The idea of democratic backsliding illuminates a process that’s at work in democracies today: the erosion of formal institutions, which can make it virtually impossible to hold politicians accountable, thereby eroding democracy itself, notes Didi Kuo, the associate director for research and a senior research scholar at Stanford University’s Center on Democracy, Development and the Rule of Law:
Ellen Lust and David Waldner, in a 2015 USAID white paper, described the process of democratic backsliding as comprising “changes that negatively affect competitive elections, liberties, and accountability.” Nancy Bermeo, in a 2016 article in the Journal of Democracy, defines it as a “state-led debilitation or elimination of the political institutions sustaining an existing democracy.”

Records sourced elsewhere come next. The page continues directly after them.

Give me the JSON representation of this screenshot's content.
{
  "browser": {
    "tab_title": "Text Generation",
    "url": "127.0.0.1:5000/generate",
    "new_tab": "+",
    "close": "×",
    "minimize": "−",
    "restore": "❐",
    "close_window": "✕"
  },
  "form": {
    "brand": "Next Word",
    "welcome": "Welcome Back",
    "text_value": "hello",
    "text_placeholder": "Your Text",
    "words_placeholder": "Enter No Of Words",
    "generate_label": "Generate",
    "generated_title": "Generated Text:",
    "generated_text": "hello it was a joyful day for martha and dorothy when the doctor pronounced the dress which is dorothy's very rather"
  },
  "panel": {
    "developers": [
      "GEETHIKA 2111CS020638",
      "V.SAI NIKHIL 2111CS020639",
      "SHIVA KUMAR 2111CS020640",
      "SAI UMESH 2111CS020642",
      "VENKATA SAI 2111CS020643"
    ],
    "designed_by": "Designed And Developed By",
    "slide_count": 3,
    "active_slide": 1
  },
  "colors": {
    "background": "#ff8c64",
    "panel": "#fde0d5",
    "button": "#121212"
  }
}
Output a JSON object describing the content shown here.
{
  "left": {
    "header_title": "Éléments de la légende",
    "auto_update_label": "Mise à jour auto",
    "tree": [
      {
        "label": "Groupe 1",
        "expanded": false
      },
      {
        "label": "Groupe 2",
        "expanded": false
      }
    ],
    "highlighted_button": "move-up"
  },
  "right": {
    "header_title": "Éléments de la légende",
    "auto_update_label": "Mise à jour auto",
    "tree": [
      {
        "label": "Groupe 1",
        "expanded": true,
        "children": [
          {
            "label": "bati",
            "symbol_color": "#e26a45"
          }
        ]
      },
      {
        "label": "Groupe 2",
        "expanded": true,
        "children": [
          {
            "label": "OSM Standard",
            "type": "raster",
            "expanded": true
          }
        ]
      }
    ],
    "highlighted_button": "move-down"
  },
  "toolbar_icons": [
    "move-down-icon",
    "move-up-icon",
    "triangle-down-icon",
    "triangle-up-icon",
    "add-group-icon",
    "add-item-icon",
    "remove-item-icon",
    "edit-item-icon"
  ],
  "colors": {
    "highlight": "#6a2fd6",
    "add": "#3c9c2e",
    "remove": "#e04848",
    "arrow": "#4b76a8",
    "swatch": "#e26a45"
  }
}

Together, three books – Sheri Berman’s Democracy and Dictatorship in Europe, Suzanne Mettler and Robert Lieberman’s Four Threats: The Recurring Crises of American Democracy, and Steven Levitsky and Daniel Ziblatt’s How Democracies Die – challenge the assumption that democracy is assured simply because it is extant or longstanding, she writes for American Purpose.
The political conflicts that produced democracy involved struggles for power, control over institutions, and demands for recognition and dignity. But the powerful, even when they cede power, do so in ways that benefit themselves. As a result, democracy is always a precarious compromise, argues Kuo, the author of Clientelism, Capitalism, and Democracy: The Rise of Programmatic Politics in the United States and Britain.